But what happens when the dust settles and you’re still feeling exhausted? You might be facing unrealistic expectations at work. If you feel like you are constantly running behind, always busy, and never quite reaching your goals it might not be your fault. Keep reading for tips on how to deal with unrealistic expectations at work.
Is it just a challenge?
The first thing to consider is whether or not you are facing unrealistic job expectations or what’s being asked of you is a challenge. If you can complete the task with a little bit of help or guidance, the truth is it’s probably just outside your comfort zone. But if what is expected of you keeps falling outside of your skillset, it’s probably time to raise it as an issue. Try this phrasing to highlight the fact you are happy to do it, just unsure of how well:
“Currently, I don’t feel as though I have the relevant skills to complete this task alone. Is there someone who can train me up on this?”
Asking in this way gives time for your leader to consider the job they have assigned you and choose whether to re-assign it to someone more suited or dedicate the time to training you. It’s a win-win for you, and if they ask you to complete the job alone and it is a disaster, your church leader can’t say you didn’t warn them!
Establishing your workload.
Church workers and volunteers may not receive a clear outline of the duties they need to complete in their role, which can lead to unrealistic expectations from above. Usually, this is unintentional, as your team leader simply doesn’t know what your workload is like and probably has an overflowing to-do list themselves. It can be tough raising concerns when everyone seems too busy to listen, but try this:
“It would be great to sit down and discuss my responsibilities and create a to-do list for me so I can manage my time better.”
The act of sitting down with your church manager and going through your list of responsibilities will bring you a lot of clarity. And, it will help them to see how much you’ve got on your plate. No one wants to be viewed in a bad or lazy light, but it is essential to raise your concerns about the workload if it is taking a toll on the quality of your work.
Setting boundaries at work.
There is a vast array of unrealistic expectations examples, and church leaders and pastors can suffer just as much as anyone else. Setting healthy boundaries ensures that you don’t get stretched too thin, so you thrive rather than survive in your role. Of course, you want to be there for everyone who needs it, but sometimes saying something like this is necessary:

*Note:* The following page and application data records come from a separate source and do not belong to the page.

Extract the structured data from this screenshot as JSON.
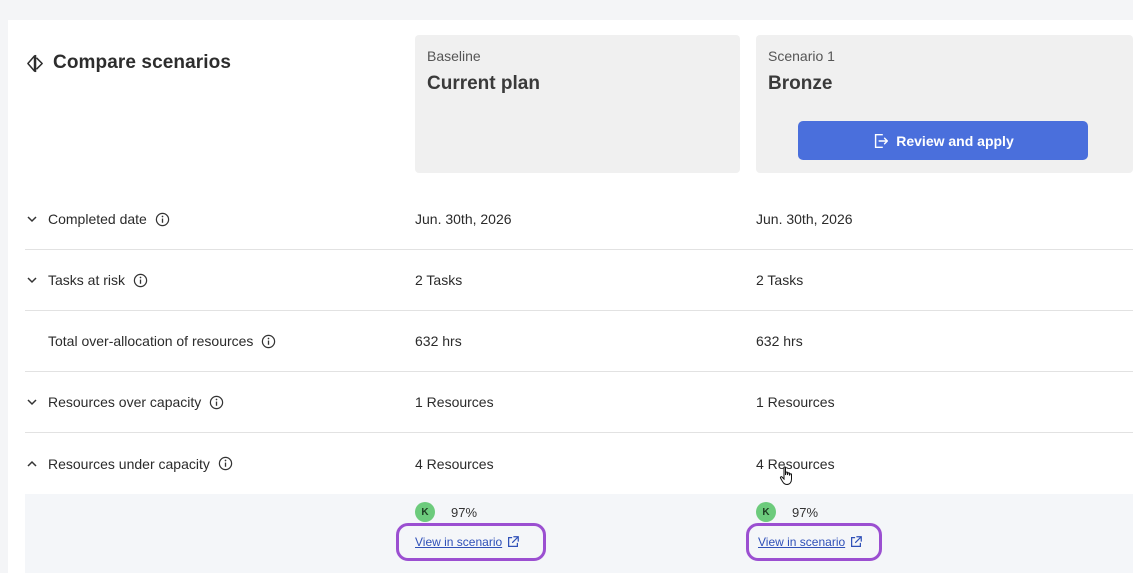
{
  "header": {
    "title": "Compare scenarios"
  },
  "columns": [
    {
      "subtitle": "Baseline",
      "name": "Current plan"
    },
    {
      "subtitle": "Scenario 1",
      "name": "Bronze",
      "action_label": "Review and apply"
    }
  ],
  "rows": [
    {
      "label": "Completed date",
      "expandable": true,
      "expanded": false,
      "values": [
        "Jun. 30th, 2026",
        "Jun. 30th, 2026"
      ]
    },
    {
      "label": "Tasks at risk",
      "expandable": true,
      "expanded": false,
      "values": [
        "2 Tasks",
        "2 Tasks"
      ]
    },
    {
      "label": "Total over-allocation of resources",
      "expandable": false,
      "values": [
        "632 hrs",
        "632 hrs"
      ]
    },
    {
      "label": "Resources over capacity",
      "expandable": true,
      "expanded": false,
      "values": [
        "1 Resources",
        "1 Resources"
      ]
    },
    {
      "label": "Resources under capacity",
      "expandable": true,
      "expanded": true,
      "values": [
        "4 Resources",
        "4 Resources"
      ]
    }
  ],
  "expanded_detail": {
    "entries": [
      {
        "avatar_initial": "K",
        "percent": "97%",
        "link_label": "View in scenario"
      },
      {
        "avatar_initial": "K",
        "percent": "97%",
        "link_label": "View in scenario"
      }
    ]
  },
  "colors": {
    "accent": "#4a6fdc",
    "highlight_outline": "#9b4fd1",
    "avatar": "#6ccb7c",
    "link": "#2f50b8"
  },
  "icons": {
    "title": "compare-scenarios-icon",
    "info": "info-icon",
    "chevron_down": "chevron-down-icon",
    "chevron_up": "chevron-up-icon",
    "apply": "sign-out-icon",
    "external": "external-link-icon"
  }
}
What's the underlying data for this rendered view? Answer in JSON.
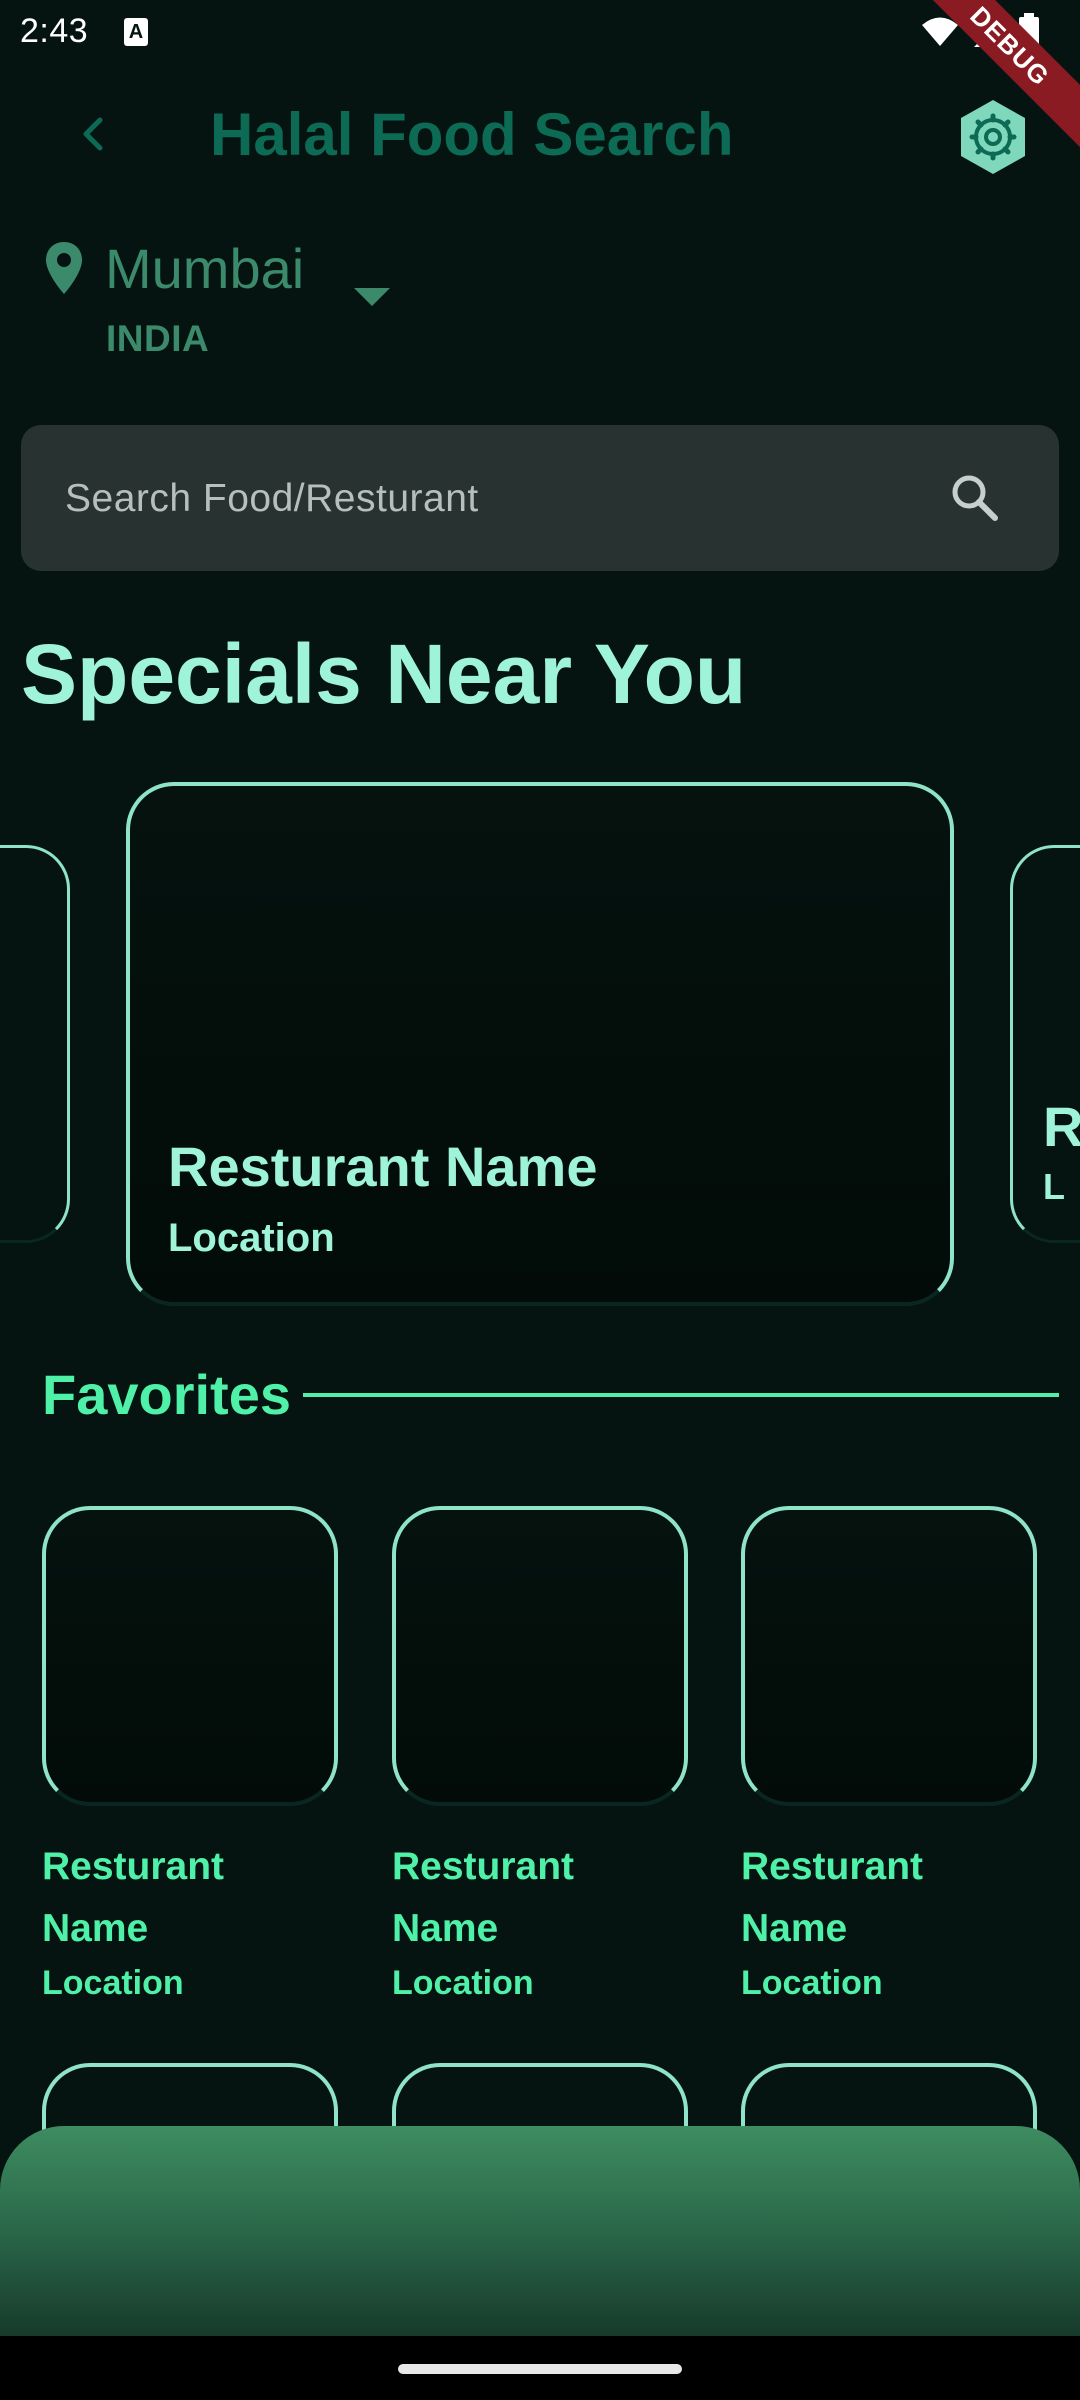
{
  "status_bar": {
    "time": "2:43",
    "notification_glyph": "A"
  },
  "debug_banner": "DEBUG",
  "app_bar": {
    "title": "Halal Food Search",
    "back_icon": "chevron-left-icon",
    "settings_icon": "gear-icon"
  },
  "location": {
    "city": "Mumbai",
    "country": "INDIA"
  },
  "search": {
    "placeholder": "Search Food/Resturant",
    "value": ""
  },
  "specials": {
    "title": "Specials Near You",
    "featured": {
      "name": "Resturant Name",
      "location": "Location"
    },
    "peek_right": {
      "name": "R",
      "location": "L"
    }
  },
  "favorites": {
    "title": "Favorites",
    "items": [
      {
        "name": "Resturant Name",
        "location": "Location"
      },
      {
        "name": "Resturant Name",
        "location": "Location"
      },
      {
        "name": "Resturant Name",
        "location": "Location"
      }
    ]
  },
  "colors": {
    "background": "#051410",
    "accent": "#9ff3d9",
    "favorites_accent": "#4ff0a8",
    "title_green": "#0d6a55",
    "location_green": "#3b8a6b"
  }
}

“I understand you are struggling right now, but I have other responsibilities today. Can we schedule a time to talk?”
Assess whether or not a situation is urgent, and take appropriate action. But, saying “no” is necessary sometimes. Otherwise, church leaders may get overwhelmed by the workload and ultimately neglect their mental health or families. God did not intend for pastors and leaders to be drawn too thin to help, so don’t be afraid to put yourself first.
Prioritize vertical communication.
When communication is clear and consistent between all levels of the church, unrealistic expectations become less of an issue. Does your church have systems for questions to be asked and problems to be solved? If the answer is no, it’s time to put a system in place that allows every member of the church to feel heard. This could be:
- A buddy system, so everyone has someone to report to.
- Regular meetings between team leaders to bring up all the issues.
- Check-in sessions for new church volunteers and new church workers.
- Self-evaluations and anonymous workplace evaluations.
- Suggestion boxes for people to raise concerns.
Incorporating a few of these into the running of your church is beneficial for all. This will help everyone at every level to feel like a valued member of the team while also shining a light on critical problems. If you have three volunteers saying they feel overworked in one week – it is time to get some more!
Facing an unmanageable workload every single day is daunting and stressful, but it doesn’t need to be that way. How to deal with unrealistic expectations at work? Make it known. You need to assess if it is the expectation that is unrealistic or whether it is anxiety about what’s required of you. So, to avoid becoming the person that complains about every little job that’s assigned to them, try asking your co-workers if they feel the same way or if they can help you out a little. Either way, communication is crucial when cultivating a healthy church workplace.